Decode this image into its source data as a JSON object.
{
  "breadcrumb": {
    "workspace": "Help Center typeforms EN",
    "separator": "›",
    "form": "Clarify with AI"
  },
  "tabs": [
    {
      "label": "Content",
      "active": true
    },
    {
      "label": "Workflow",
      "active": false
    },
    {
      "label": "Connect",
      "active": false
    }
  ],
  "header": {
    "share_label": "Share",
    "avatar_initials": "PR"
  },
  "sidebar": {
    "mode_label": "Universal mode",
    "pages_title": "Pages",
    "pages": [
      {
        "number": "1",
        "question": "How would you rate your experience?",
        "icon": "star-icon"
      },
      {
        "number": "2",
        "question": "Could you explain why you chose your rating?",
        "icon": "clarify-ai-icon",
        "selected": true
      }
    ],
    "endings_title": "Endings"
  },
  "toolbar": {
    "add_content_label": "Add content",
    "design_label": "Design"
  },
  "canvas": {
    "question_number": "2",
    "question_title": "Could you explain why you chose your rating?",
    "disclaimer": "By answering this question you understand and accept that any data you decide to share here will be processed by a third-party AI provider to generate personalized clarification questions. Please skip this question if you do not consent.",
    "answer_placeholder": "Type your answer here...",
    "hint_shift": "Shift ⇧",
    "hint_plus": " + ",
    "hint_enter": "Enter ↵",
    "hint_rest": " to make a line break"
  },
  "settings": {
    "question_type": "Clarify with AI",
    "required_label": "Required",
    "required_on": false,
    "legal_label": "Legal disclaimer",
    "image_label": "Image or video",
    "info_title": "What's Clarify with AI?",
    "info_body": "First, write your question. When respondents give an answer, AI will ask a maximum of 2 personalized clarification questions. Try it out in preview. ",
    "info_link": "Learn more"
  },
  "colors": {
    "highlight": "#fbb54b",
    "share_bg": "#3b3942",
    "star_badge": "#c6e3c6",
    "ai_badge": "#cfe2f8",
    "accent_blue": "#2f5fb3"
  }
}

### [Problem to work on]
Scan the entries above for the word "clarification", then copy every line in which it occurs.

### [Reply]
    "disclaimer": "By answering this question you understand and accept that any data you decide to share here will be processed by a third-party AI provider to generate personalized clarification questions. Please skip this question if you do not consent.",
    "info_body": "First, write your question. When respondents give an answer, AI will ask a maximum of 2 personalized clarification questions. Try it out in preview. ",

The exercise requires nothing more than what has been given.